I'm having some trouble with inconsistent chamfer behaviors in Spaceclaim. Here's a video:
In recap, I have three problems:
1. I need to be able to control complex chamfers beyond simple 45xd chamfers. Pivot edge *should* do this, but "Pivot" edge actually turns out to be a "translate edge" function when curves are too complex. I would have expected it to actually be more like "Offset Edge On Surface" or something. Oh well.
2. Chamfers seem to fail when confronted with anything but the most basic geometry, but in many cases fillets work! This baffles me: why would a fillet work, but a chamfer not? They should work the same way! Thoughts on this?
I'll make sure R&D sees your enhancement requests. We currently only support equal setback chamfers. As you've discovered, pivot can help in some, but not all, cases. There are workarounds that I'll suggest after a brief digression:
Chamfers and rounds are not as related as many people might guess. Although they both are types of edge treatments, rounds are specified by radius and chamfers by setback. That means you only get a similar result only when treating edges where the faces are 90° separated. You can easily see the difference by creating an edge that varies in dihedral, such as this example that goes from 45° to 135°:
Observe that for the round to stay at a constant radius, it needs to consume more setback at acute angles than it does at obtuse ones. The chamfer, on the other hand, is always set back the same amount in the surface. Notice that the two rail edges intersect when the dihedral is 90°, as you might expect. (This property is only true when the cross sections are made of lines, as in this example. Expect different results when the surfaces are more curved.)
This means that 3D modeling software uses different algorithms for constructing rounds and chamfers, and that in some cases, one may be viable when the other isn't.

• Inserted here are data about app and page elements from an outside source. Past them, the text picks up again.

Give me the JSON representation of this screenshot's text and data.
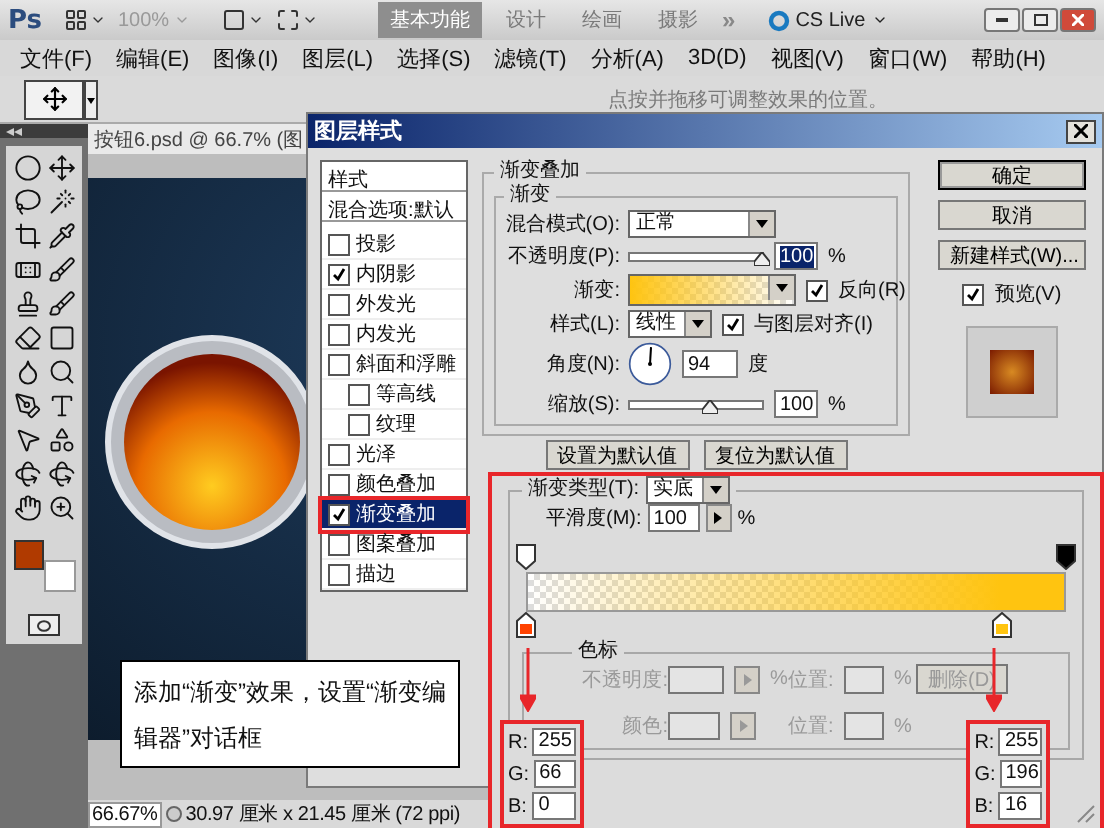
{
  "app_bar": {
    "logo": "Ps",
    "zoom": "100%",
    "workspaces": [
      {
        "label": "基本功能",
        "selected": true
      },
      {
        "label": "设计",
        "selected": false
      },
      {
        "label": "绘画",
        "selected": false
      },
      {
        "label": "摄影",
        "selected": false
      }
    ],
    "more": "»",
    "cs_live": "CS Live"
  },
  "menu": [
    "文件(F)",
    "编辑(E)",
    "图像(I)",
    "图层(L)",
    "选择(S)",
    "滤镜(T)",
    "分析(A)",
    "3D(D)",
    "视图(V)",
    "窗口(W)",
    "帮助(H)"
  ],
  "options_bar": {
    "hint": "点按并拖移可调整效果的位置。"
  },
  "document": {
    "tab": "按钮6.psd @ 66.7% (图",
    "zoom": "66.67%",
    "size": "30.97 厘米 x 21.45 厘米 (72 ppi)"
  },
  "layer_style": {
    "title": "图层样式",
    "styles_header": "样式",
    "blend_options": "混合选项:默认",
    "effects": [
      {
        "label": "投影",
        "checked": false,
        "selected": false
      },
      {
        "label": "内阴影",
        "checked": true,
        "selected": false
      },
      {
        "label": "外发光",
        "checked": false,
        "selected": false
      },
      {
        "label": "内发光",
        "checked": false,
        "selected": false
      },
      {
        "label": "斜面和浮雕",
        "checked": false,
        "selected": false,
        "children": [
          {
            "label": "等高线",
            "checked": false,
            "selected": false
          },
          {
            "label": "纹理",
            "checked": false,
            "selected": false
          }
        ]
      },
      {
        "label": "光泽",
        "checked": false,
        "selected": false
      },
      {
        "label": "颜色叠加",
        "checked": false,
        "selected": false
      },
      {
        "label": "渐变叠加",
        "checked": true,
        "selected": true
      },
      {
        "label": "图案叠加",
        "checked": false,
        "selected": false
      },
      {
        "label": "描边",
        "checked": false,
        "selected": false
      }
    ],
    "section_title": "渐变叠加",
    "group_title": "渐变",
    "blend_mode": {
      "label": "混合模式(O):",
      "value": "正常"
    },
    "opacity": {
      "label": "不透明度(P):",
      "level": 1,
      "value": "100",
      "unit": "%"
    },
    "gradient": {
      "label": "渐变:",
      "reverse": {
        "label": "反向(R)",
        "checked": true
      }
    },
    "style": {
      "label": "样式(L):",
      "value": "线性",
      "align": {
        "label": "与图层对齐(I)",
        "checked": true
      }
    },
    "angle": {
      "label": "角度(N):",
      "value": "94",
      "unit": "度"
    },
    "scale": {
      "label": "缩放(S):",
      "level": 0.6,
      "value": "100",
      "unit": "%"
    },
    "set_default": "设置为默认值",
    "reset_default": "复位为默认值",
    "buttons": [
      "确定",
      "取消",
      "新建样式(W)..."
    ],
    "preview": {
      "label": "预览(V)",
      "checked": true
    }
  },
  "gradient_editor": {
    "type_label": "渐变类型(T):",
    "type_value": "实底",
    "smoothness_label": "平滑度(M):",
    "smoothness_value": "100",
    "smoothness_unit": "%",
    "opacity_stops": [
      {
        "level": 0,
        "opaque": false
      },
      {
        "level": 1,
        "opaque": true
      }
    ],
    "color_stops": [
      {
        "level": 0,
        "color": "#ff4200",
        "channels": [
          {
            "label": "R:",
            "value": "255"
          },
          {
            "label": "G:",
            "value": "66"
          },
          {
            "label": "B:",
            "value": "0"
          }
        ]
      },
      {
        "level": 0.88,
        "color": "#ffc410",
        "channels": [
          {
            "label": "R:",
            "value": "255"
          },
          {
            "label": "G:",
            "value": "196"
          },
          {
            "label": "B:",
            "value": "16"
          }
        ]
      }
    ],
    "stops_title": "色标",
    "fields_disabled": true,
    "stop_rows": [
      {
        "label": "不透明度:",
        "unit": "%",
        "location_label": "位置:",
        "location_unit": "%",
        "button": "删除(D)"
      },
      {
        "label": "颜色:",
        "location_label": "位置:",
        "location_unit": "%"
      }
    ]
  },
  "callout": "添加“渐变”效果，设置“渐变编辑器”对话框"
}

Need to create a funky, variable, unequal setback chamfer? It's pretty straightforward to roll you own. Here's the basic technique, which is a good basic approach for all sorts of custom edge treatments.
Thanks, blake. Great explanation. You're assuming, of course, that we're using a "rolling ball" type fillet, and not a constant-offset round. I personally prefer the constant-offset in many cases. I'd love to see this implemented as well. But I can't have everything, I guess :) I'll play with it!
Actually, you can't really do that for any type of circular round. The setback of one side is derived from the other. It's not likely that you can construct a tangent circular arc between the two setback curves. If you construct a circle tangent to two curves and passing through a point, it is perfectly specified. Two tangent plus two point is too much information. This drawing might help you visualize it:
Now, if you just want to get close, generally you can eyeball it with a variable radius fillet.
Incidentally, we typically use the term "rolling ball" to refer to an advanced round:
If you were to roll a ball along the edge, those surfaces would be part of the swept volume.
This problem intrigued me, you always learn more from the stuff that doesn't work, and since I am still learning modeling in general and playing with new SC features, I thought I would hack at it and learn. I found one solution to what I think you are trying to do by deleting the entire fillet, which as you mentioned, works fine on the geometry. You can then translate the edges of the left over surfaces, then piece back in with blend via Blake's advice. After many 'mistakes', I learned quite a bit about cleaning up tiny gaps with the prepare toolset. FYI, don't let the program just fix the gaps all at once, it will make some unwanted surfaces, go at them one at a time so you can find the ones that are problematic, back up and use the simplify function around those gaps and then try filling again. Satisfying to see the solid pop in when you get that last gap filled...
Hope the video comes thru
I had the same solution with the tools available in SC
1) Deleting the Chamfer Surfaces
2) Using "Pull" on the edge, to reduce the size
3) applying blend between the edges of the two surfaces
4) finally applying the Repair tools for the Gaps, Missing Faces, Splits and Inexact edges
But I do really feel that Mr. Paul Hamilton, has displayed how cool does PTC Cocreate works in this case.
i believe that every CAD designer would really like to have that flexibility
But i wouldn't conclude that Cocreate is really good until I personally observe the tangency continuity of chamfered surfaces in that model.
Give me ANY CAD tool, and I'll do a variable chamfer manually. This is all well and good, but all I wanted was an EASY, quick prototyping method in SC. Since SC requires manual-building, I might as well do it in a better tool. The whole point of SC is that it's fast and easy, not that it makes class a quality surfaces (because believe me, it doesn't yet!).
So if I'm going to have to manually build my chamfers, even at a prototyping level, SC is not even worth using.
I personally do not have a CAD Swiss army knife of software to find the right tool for the job, so my 'help' is understandably one-dimensional. I see now that you actually didn't want a solution to this problem with the available SC tools, you want the SC programmers to solve your problems with it. To that end, I believe CoCreate has demonstrated a best case scenario to this problem, SC would do well to emulate.